Mike: There are many corporate lawyers, bankers, and doctors incarcerated here who teach classes and the information is top notch! Some of these people are (or were) millionaires here and they teach around areas of expertise, such as real estate, finance and business management. If you have the chance to take advantage of these classes, do it. If you want to take any college courses, you would have to contact colleges that offer correspondence courses and pay for them yourself. There is also the RDAP program and I highly recommend that.
RDAP Dan: Tell us more about the RDAP program.
Mike: At this time, there is no wait list for the RDAP program at FPC Montgomery. The RDAP program here is intense, more than others according to people who have done the program at other prisons. There is a lot of negative talk about the program from people who were kicked out or just signed out because they could not apply themselves. I almost didn’t request an interview due to these negative rumors. I figured I would wait until I was able to transfer to the Miami Camp, but I changed my mind. I have been in two weeks now and it’s going well. I see why some were not able to complete the program. It can be very overwhelming and intimidating at first. All the camp and RDAP rules must be adhered to, and it is tough for some guys to adapt to this new environment. I love it, myself. We are in our own separate building where everyone learns each other’s name and greets everyone civilly. There are constant meetings and seminars, along with the weekend activity. If you surrender to this program and apply yourself, you will get whatever you put into it. Don’t be afraid of failing to complete the program because there is constant support and help from anyone you ask. I finally understand what community as method means. I would recommend this program for everyone, even for the ones who would not get the year off due to participating in RDAP. I might not get the year off, but I will still remain with the program, because I see how it can change my way of thinking.

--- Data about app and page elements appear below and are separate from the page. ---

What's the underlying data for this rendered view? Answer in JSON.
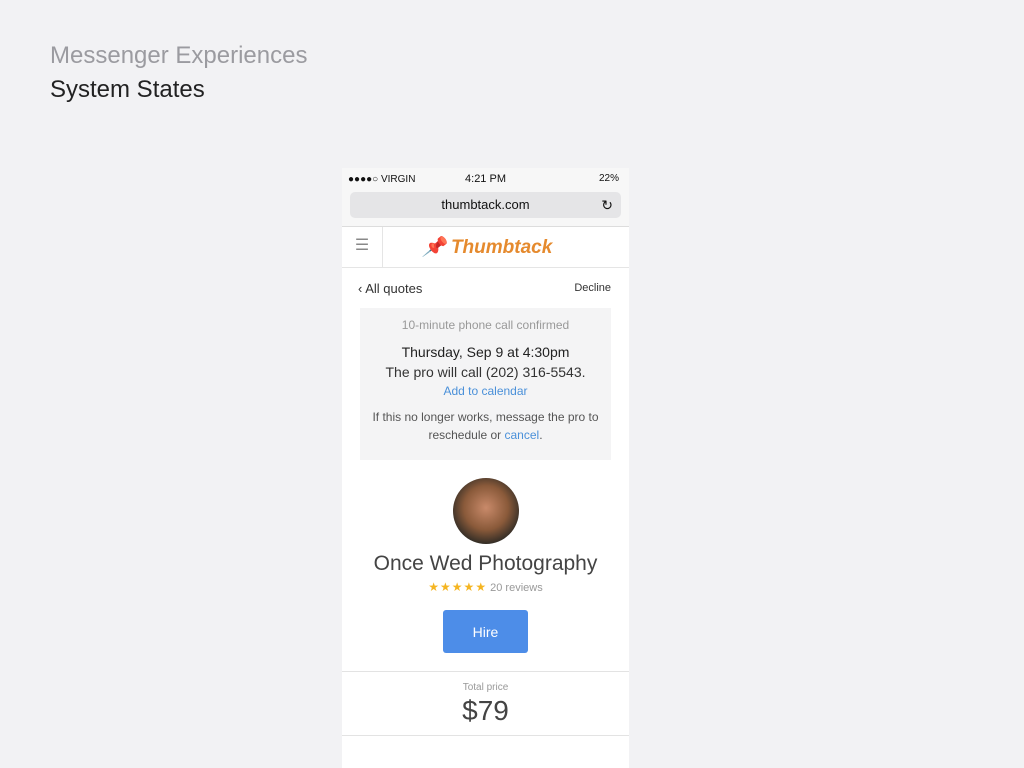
{
  "header": {
    "title": "Messenger Experiences",
    "subtitle": "System States"
  },
  "status": {
    "carrier": "●●●●○ VIRGIN",
    "wifi": "wifi-icon",
    "time": "4:21 PM",
    "battery": "22%"
  },
  "browser": {
    "url": "thumbtack.com",
    "reload_icon": "reload-icon"
  },
  "nav": {
    "menu_icon": "hamburger-icon",
    "brand": "Thumbtack",
    "brand_color": "#e58a2e"
  },
  "subnav": {
    "back_label": "All quotes",
    "decline_label": "Decline"
  },
  "confirmation": {
    "caption": "10-minute phone call confirmed",
    "datetime": "Thursday, Sep 9 at 4:30pm",
    "call_line": "The pro will call (202) 316-5543.",
    "add_calendar": "Add to calendar",
    "note_prefix": "If this no longer works, message the pro to reschedule or ",
    "note_link": "cancel",
    "note_suffix": "."
  },
  "pro": {
    "name": "Once Wed Photography",
    "rating": 5,
    "reviews": "20 reviews",
    "hire_label": "Hire",
    "accent": "#4d8de8"
  },
  "pricing": {
    "label": "Total price",
    "amount": "$79"
  }
}
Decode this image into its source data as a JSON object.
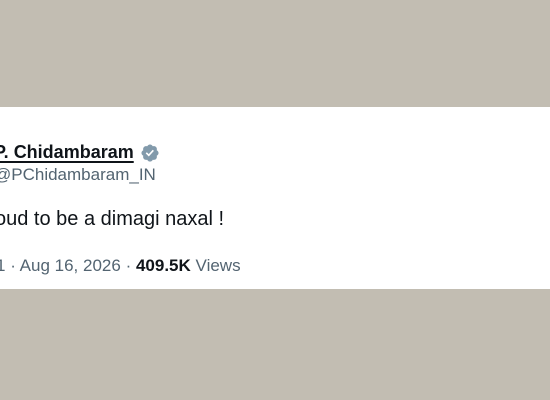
{
  "tweet": {
    "author_name": "P. Chidambaram",
    "handle": "@PChidambaram_IN",
    "verified_icon": "verified-badge-icon",
    "text": "oud to be a dimagi naxal !",
    "time_fragment": "1",
    "date": "Aug 16, 2026",
    "separator": "·",
    "views_count": "409.5K",
    "views_label": "Views"
  },
  "colors": {
    "backdrop": "#c2bdb2",
    "card": "#ffffff",
    "primary_text": "#0f1419",
    "secondary_text": "#536471",
    "verified_badge": "#829aab"
  }
}
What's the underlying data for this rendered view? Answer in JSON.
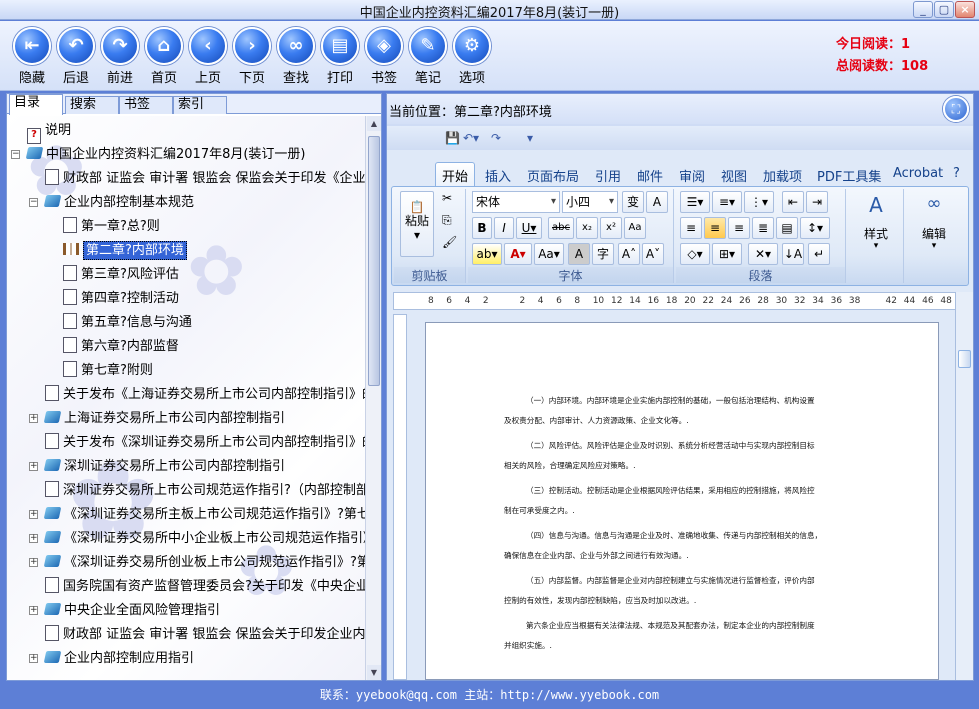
{
  "window": {
    "title": "中国企业内控资料汇编2017年8月(装订一册)"
  },
  "toolbar": [
    {
      "label": "隐藏",
      "icon": "hide-icon",
      "glyph": "⇤"
    },
    {
      "label": "后退",
      "icon": "back-icon",
      "glyph": "↶"
    },
    {
      "label": "前进",
      "icon": "forward-icon",
      "glyph": "↷"
    },
    {
      "label": "首页",
      "icon": "home-icon",
      "glyph": "⌂"
    },
    {
      "label": "上页",
      "icon": "prev-page-icon",
      "glyph": "‹"
    },
    {
      "label": "下页",
      "icon": "next-page-icon",
      "glyph": "›"
    },
    {
      "label": "查找",
      "icon": "binoculars-icon",
      "glyph": "∞"
    },
    {
      "label": "打印",
      "icon": "printer-icon",
      "glyph": "▤"
    },
    {
      "label": "书签",
      "icon": "bookmark-icon",
      "glyph": "◈"
    },
    {
      "label": "笔记",
      "icon": "note-icon",
      "glyph": "✎"
    },
    {
      "label": "选项",
      "icon": "gear-icon",
      "glyph": "⚙"
    }
  ],
  "stats": {
    "today": "今日阅读：1",
    "total": "总阅读数：108"
  },
  "tabs": [
    "目录",
    "搜索",
    "书签",
    "索引"
  ],
  "tree": [
    {
      "label": "说明",
      "icon": "help"
    },
    {
      "label": "中国企业内控资料汇编2017年8月(装订一册)",
      "icon": "book"
    },
    {
      "label": "财政部 证监会 审计署 银监会 保监会关于印发《企业",
      "icon": "doc"
    },
    {
      "label": "企业内部控制基本规范",
      "icon": "book"
    },
    {
      "label": "第一章?总?则",
      "icon": "doc"
    },
    {
      "label": "第二章?内部环境",
      "icon": "open"
    },
    {
      "label": "第三章?风险评估",
      "icon": "doc"
    },
    {
      "label": "第四章?控制活动",
      "icon": "doc"
    },
    {
      "label": "第五章?信息与沟通",
      "icon": "doc"
    },
    {
      "label": "第六章?内部监督",
      "icon": "doc"
    },
    {
      "label": "第七章?附则",
      "icon": "doc"
    },
    {
      "label": "关于发布《上海证券交易所上市公司内部控制指引》的",
      "icon": "doc"
    },
    {
      "label": "上海证券交易所上市公司内部控制指引",
      "icon": "book"
    },
    {
      "label": "关于发布《深圳证券交易所上市公司内部控制指引》的",
      "icon": "doc"
    },
    {
      "label": "深圳证券交易所上市公司内部控制指引",
      "icon": "book"
    },
    {
      "label": "深圳证券交易所上市公司规范运作指引?（内部控制部分",
      "icon": "doc"
    },
    {
      "label": "《深圳证券交易所主板上市公司规范运作指引》?第七章",
      "icon": "book"
    },
    {
      "label": "《深圳证券交易所中小企业板上市公司规范运作指引》",
      "icon": "book"
    },
    {
      "label": "《深圳证券交易所创业板上市公司规范运作指引》?第七",
      "icon": "book"
    },
    {
      "label": "国务院国有资产监督管理委员会?关于印发《中央企业全",
      "icon": "doc"
    },
    {
      "label": "中央企业全面风险管理指引",
      "icon": "book"
    },
    {
      "label": "财政部 证监会 审计署 银监会 保监会关于印发企业内",
      "icon": "doc"
    },
    {
      "label": "企业内部控制应用指引",
      "icon": "book"
    }
  ],
  "location": {
    "label": "当前位置：",
    "value": "第二章?内部环境"
  },
  "word": {
    "ribbon_tabs": [
      "开始",
      "插入",
      "页面布局",
      "引用",
      "邮件",
      "审阅",
      "视图",
      "加载项",
      "PDF工具集",
      "Acrobat"
    ],
    "font_name": "宋体",
    "font_size": "小四",
    "paste": "粘贴",
    "groups": {
      "clipboard": "剪贴板",
      "font": "字体",
      "paragraph": "段落",
      "styles": "样式",
      "editing": "编辑"
    },
    "ruler_ticks": [
      "8",
      "6",
      "4",
      "2",
      "",
      "2",
      "4",
      "6",
      "8",
      "10",
      "12",
      "14",
      "16",
      "18",
      "20",
      "22",
      "24",
      "26",
      "28",
      "30",
      "32",
      "34",
      "36",
      "38",
      "",
      "42",
      "44",
      "46",
      "48"
    ],
    "paragraphs": [
      "（一）内部环境。内部环境是企业实施内部控制的基础，一般包括治理结构、机构设置",
      "及权责分配、内部审计、人力资源政策、企业文化等。.",
      "（二）风险评估。风险评估是企业及时识别、系统分析经营活动中与实现内部控制目标",
      "相关的风险，合理确定风险应对策略。.",
      "（三）控制活动。控制活动是企业根据风险评估结果，采用相应的控制措施，将风险控",
      "制在可承受度之内。.",
      "（四）信息与沟通。信息与沟通是企业及时、准确地收集、传递与内部控制相关的信息，",
      "确保信息在企业内部、企业与外部之间进行有效沟通。.",
      "（五）内部监督。内部监督是企业对内部控制建立与实施情况进行监督检查，评价内部",
      "控制的有效性，发现内部控制缺陷，应当及时加以改进。.",
      "第六条企业应当根据有关法律法规、本规范及其配套办法，制定本企业的内部控制制度",
      "并组织实施。."
    ]
  },
  "footer": "联系：yyebook@qq.com 主站：http://www.yyebook.com"
}
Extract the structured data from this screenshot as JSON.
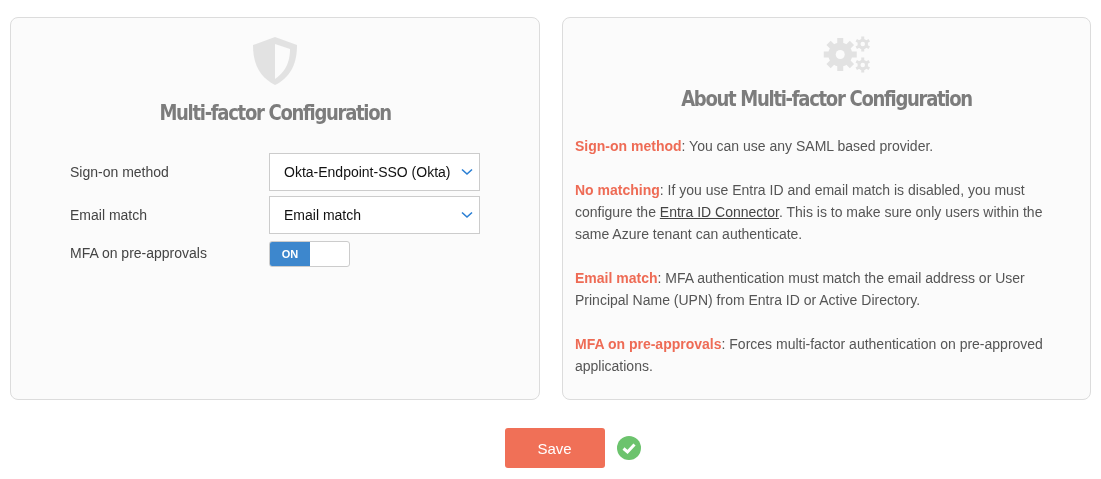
{
  "config_panel": {
    "title": "Multi-factor Configuration",
    "fields": [
      {
        "kind": "select",
        "label": "Sign-on method",
        "value": "Okta-Endpoint-SSO (Okta)"
      },
      {
        "kind": "select",
        "label": "Email match",
        "value": "Email match"
      },
      {
        "kind": "toggle",
        "label": "MFA on pre-approvals",
        "on": true,
        "on_label": "ON"
      }
    ]
  },
  "about_panel": {
    "title": "About Multi-factor Configuration",
    "paragraphs": [
      {
        "term": "Sign-on method",
        "text": ": You can use any SAML based provider."
      },
      {
        "term": "No matching",
        "text": ": If you use Entra ID and email match is disabled, you must configure the ",
        "link": "Entra ID Connector",
        "after": ". This is to make sure only users within the same Azure tenant can authenticate."
      },
      {
        "term": "Email match",
        "text": ": MFA authentication must match the email address or User Principal Name (UPN) from Entra ID or Active Directory."
      },
      {
        "term": "MFA on pre-approvals",
        "text": ": Forces multi-factor authentication on pre-approved applications."
      }
    ]
  },
  "save_button": "Save",
  "saved": true
}
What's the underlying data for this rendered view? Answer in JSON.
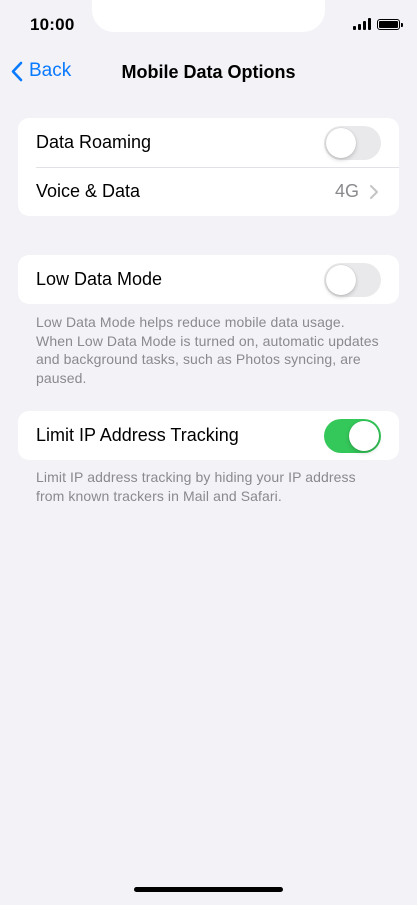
{
  "status_bar": {
    "time": "10:00"
  },
  "nav": {
    "back_label": "Back",
    "title": "Mobile Data Options"
  },
  "group1": {
    "rows": [
      {
        "label": "Data Roaming",
        "toggle_on": false
      },
      {
        "label": "Voice & Data",
        "value": "4G"
      }
    ]
  },
  "group2": {
    "rows": [
      {
        "label": "Low Data Mode",
        "toggle_on": false
      }
    ],
    "footnote": "Low Data Mode helps reduce mobile data usage. When Low Data Mode is turned on, automatic updates and background tasks, such as Photos syncing, are paused."
  },
  "group3": {
    "rows": [
      {
        "label": "Limit IP Address Tracking",
        "toggle_on": true
      }
    ],
    "footnote": "Limit IP address tracking by hiding your IP address from known trackers in Mail and Safari."
  },
  "colors": {
    "accent": "#0a7aff",
    "toggle_on": "#34c759",
    "toggle_off": "#e9e9eb",
    "background": "#f2f2f7"
  }
}
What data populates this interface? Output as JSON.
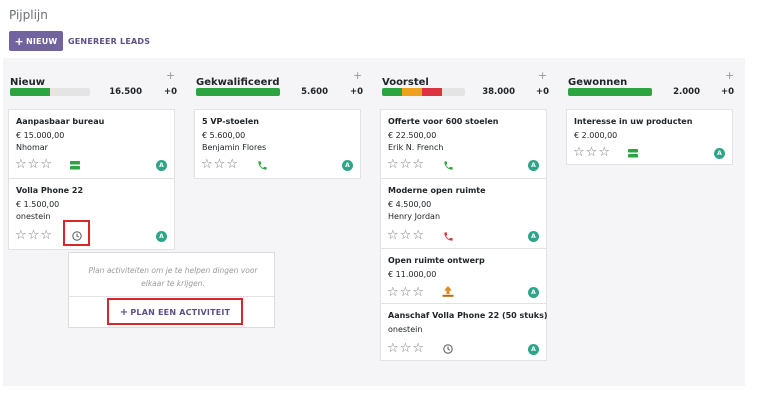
{
  "page": {
    "title": "Pijplijn"
  },
  "toolbar": {
    "new_label": "NIEUW",
    "generate_label": "GENEREER LEADS"
  },
  "colors": {
    "green": "#2ca43f",
    "orange": "#f1a01d",
    "red": "#dd3341",
    "grey": "#e4e4e4",
    "brand": "#71639e",
    "avatar": "#2ea587"
  },
  "columns": [
    {
      "title": "Nieuw",
      "total": "16.500",
      "delta": "+0",
      "progress": [
        {
          "color": "green",
          "fraction": 0.5
        }
      ],
      "cards": [
        {
          "title": "Aanpasbaar bureau",
          "amount": "€ 15.000,00",
          "contact": "Nhomar",
          "activity": "list-icon",
          "avatar": "A"
        },
        {
          "title": "Volla Phone 22",
          "amount": "€ 1.500,00",
          "contact": "onestein",
          "activity": "clock-icon",
          "avatar": "A"
        }
      ]
    },
    {
      "title": "Gekwalificeerd",
      "total": "5.600",
      "delta": "+0",
      "progress": [
        {
          "color": "green",
          "fraction": 1.0
        }
      ],
      "cards": [
        {
          "title": "5 VP-stoelen",
          "amount": "€ 5.600,00",
          "contact": "Benjamin Flores",
          "activity": "phone-icon",
          "avatar": "A"
        }
      ]
    },
    {
      "title": "Voorstel",
      "total": "38.000",
      "delta": "+0",
      "progress": [
        {
          "color": "green",
          "fraction": 0.24
        },
        {
          "color": "orange",
          "fraction": 0.24
        },
        {
          "color": "red",
          "fraction": 0.24
        }
      ],
      "cards": [
        {
          "title": "Offerte voor 600 stoelen",
          "amount": "€ 22.500,00",
          "contact": "Erik N. French",
          "activity": "phone-icon",
          "avatar": "A"
        },
        {
          "title": "Moderne open ruimte",
          "amount": "€ 4.500,00",
          "contact": "Henry Jordan",
          "activity": "phone-red-icon",
          "avatar": "A"
        },
        {
          "title": "Open ruimte ontwerp",
          "amount": "€ 11.000,00",
          "contact": "",
          "activity": "upload-icon",
          "avatar": "A"
        },
        {
          "title": "Aanschaf Volla Phone 22 (50 stuks)",
          "amount": "",
          "contact": "onestein",
          "activity": "clock-icon",
          "avatar": "A"
        }
      ]
    },
    {
      "title": "Gewonnen",
      "total": "2.000",
      "delta": "+0",
      "progress": [
        {
          "color": "green",
          "fraction": 1.0
        }
      ],
      "cards": [
        {
          "title": "Interesse in uw producten",
          "amount": "€ 2.000,00",
          "contact": "",
          "activity": "list-icon",
          "avatar": "A"
        }
      ]
    }
  ],
  "popover": {
    "text": "Plan activiteiten om je te helpen dingen voor elkaar te krijgen.",
    "button_label": "PLAN EEN ACTIVITEIT"
  }
}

Are you facing federal prison time? Do you need the assistance of a qualified prison consultant? Call me at 509.434.4695 and let’s talk about how I can help.